clot hes, does Harper ever tell him off for what he wears? ‘She does. Although the other day, she came up to me and was like, “Brookly n, you actually have pret t y good dress sense.” She actually came up to me and said that,’ he says, looking chuffed.
What was he wearing to warrant the accolade? ‘I just wear… not today, but I usually wear proper country clothes. Like a baker boy hat, Peaky Blinders kind of thing. I don’t really wear it to school, but that’s basically my look.’ Like a country gent? ‘Yeah.’ It sounds as though Harper favours a smarter look, I say. ‘Yeah.’ To be a Beckham child is to be perpetually doubted for your talents: with all four now registered as brands, it comes with t he ter r itor y. Whatever else t heir det ractors might accuse them of, nobody can say David and Victoria have ever been afraid of hard work, and this ethic appears to have been passed on to their eldest. If dedication is the key to success, Brooklyn is halfway there. ‘I don’t think people realise now that this is what I want to do,’ he says earnestly. ‘That’s why I show people this.’ He pulls up the arm of his Kappa hoodie, revealing a lifesize tattoo of a Leica camera. Oh! I say. Who did that? ‘Woo.’ Who? ‘Woo. He’s an LA artist. He’s insane.’ How sore was it? ‘Wasn’t that sore.’ How long did it take? ‘Five hours. When I got this and showed people, they were like, “Why did you get that?” And I’m like, “Because I’m serious about photography – that’s what I want to do.” And they’re like, “What happens if you change your mind?” But I feel like people will respect me more now that I’m moving to New York on my own. Once this book comes out, I feel people will take me seriously as a photographer.’ He pauses. ‘Hopefully.’
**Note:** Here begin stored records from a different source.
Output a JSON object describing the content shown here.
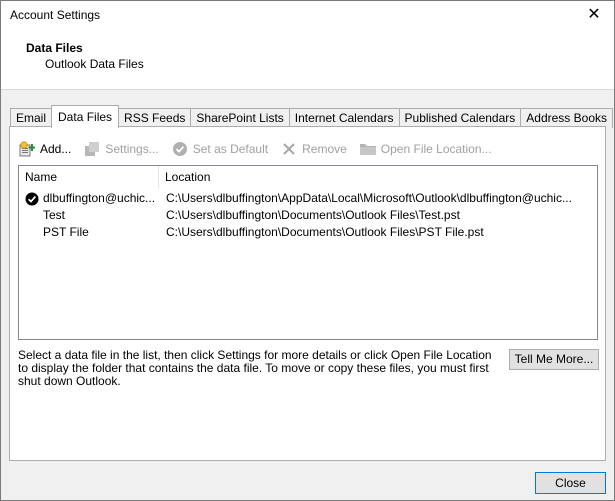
{
  "window": {
    "title": "Account Settings",
    "close_glyph": "✕"
  },
  "header": {
    "title": "Data Files",
    "subtitle": "Outlook Data Files"
  },
  "tabs": [
    {
      "label": "Email",
      "active": false
    },
    {
      "label": "Data Files",
      "active": true
    },
    {
      "label": "RSS Feeds",
      "active": false
    },
    {
      "label": "SharePoint Lists",
      "active": false
    },
    {
      "label": "Internet Calendars",
      "active": false
    },
    {
      "label": "Published Calendars",
      "active": false
    },
    {
      "label": "Address Books",
      "active": false
    }
  ],
  "toolbar": {
    "add": {
      "label": "Add...",
      "icon": "add-data-file-icon",
      "enabled": true
    },
    "settings": {
      "label": "Settings...",
      "icon": "settings-icon",
      "enabled": false
    },
    "set_default": {
      "label": "Set as Default",
      "icon": "checkmark-circle-icon",
      "enabled": false
    },
    "remove": {
      "label": "Remove",
      "icon": "x-icon",
      "enabled": false
    },
    "open_location": {
      "label": "Open File Location...",
      "icon": "folder-icon",
      "enabled": false
    }
  },
  "list": {
    "columns": [
      "Name",
      "Location"
    ],
    "rows": [
      {
        "name": "dlbuffington@uchic...",
        "location": "C:\\Users\\dlbuffington\\AppData\\Local\\Microsoft\\Outlook\\dlbuffington@uchic...",
        "is_default": true
      },
      {
        "name": "Test",
        "location": "C:\\Users\\dlbuffington\\Documents\\Outlook Files\\Test.pst",
        "is_default": false
      },
      {
        "name": "PST File",
        "location": "C:\\Users\\dlbuffington\\Documents\\Outlook Files\\PST File.pst",
        "is_default": false
      }
    ]
  },
  "help_text": "Select a data file in the list, then click Settings for more details or click Open File Location to display the folder that contains the data file. To move or copy these files, you must first shut down Outlook.",
  "buttons": {
    "tell_me_more": "Tell Me More...",
    "close": "Close"
  },
  "colors": {
    "accent_border": "#0078d7",
    "disabled_text": "#a0a0a0"
  }
}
What I See (£16.99, Penguin Random House UK), by Brooklyn Beckham, is published on 28 June. To order your copy for £14.99 plus p&p call 0844-871 1514 or visit books.telegraph.co.uk. The book, which contains 300 images, will be launched with an exhibition in partnership with Polo Ralph Lauren at Christie’s, 103 New Bond Street, London, on 27 June. The exhibition will run until 7 July before moving to Los Angeles in August
Top Untitled, London (‘Romeo and I were waiting to see our sister’s ballet recital and we bought her flowers. I love this picture’).
Above Cody at the Beach, Los Angeles
Top Untitled, London (‘My sister loves drawing. I taught her and we do it together sometimes. This is her at the kitchen table’).
Above Coney Island, August 2016
Above Untitled, Coney Island